The promise in the future is of perfect data; that machines will input correct values and output correct results. In truth, perfect data may never be achievable. People make mistakes, and data will always include those mistakes (indeed, the mistake may spread like a rotten apple in the barrel).

Do not wait for the perfect data to come along before starting a project. Take what you have and get stuck in. There will also be a great deal more credibility to your work if you use original data rather than second-hand research.

Human capital analytics is not about big or better data, is about better analytics. It is about asking the right questions, and driving towards the right answers. By investing in human capital analytics, the management sends a definite signal – performance matters.

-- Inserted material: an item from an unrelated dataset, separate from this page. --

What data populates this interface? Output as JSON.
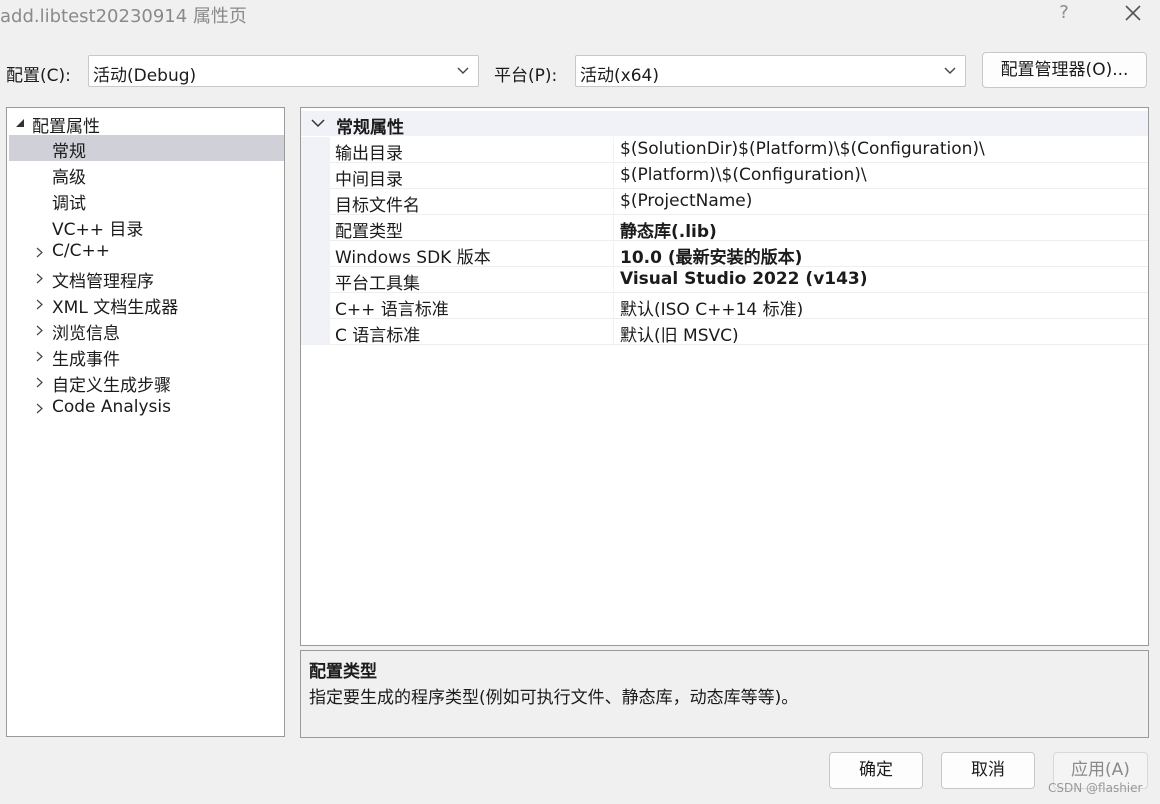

Reshaping the HR Role

Ultimately, this is about reshaping the HR role. In the future, a L&D executive will not be a supplier and manager of data, they will be an interpreter of data and a solution provider. The value of strategic HR is not in gathering big data, producing extensive dashboards, or making gigantic spreadsheets – those things will easily be handled by administrators or IT systems in the next few years. In the analytic revolution, the battle for strategic HR lies in:

> Changing the mindset, attitudes, and habits associated with the use of evidence for decision making;

> Asking the right questions, which are those questions that link strategies, people, and performance; and

> Accepting key responsibilities for implementing change, and for managing the changes in culture, process, behaviours, and capabilities that result from analytic initiatives.

If all the traditional talent development functions are becoming increasingly automated, where will the future value lie? It will be up to the modern L&D executive to become a vital cog in the business apparatus – a voice that speaks from the highest level rather than to it.


This article is based on a talk given by Dana Minbaeva at the IMI Talent Forum for members. Dana Minbaeva is the Professor of Strategic and Global Human Resource Management at the Department for Strategic Management and Globalization, and the Head of the Ph.D. School in Economics and Management, Copenhagen Business School.

For more upcoming IMI Membership events, click here.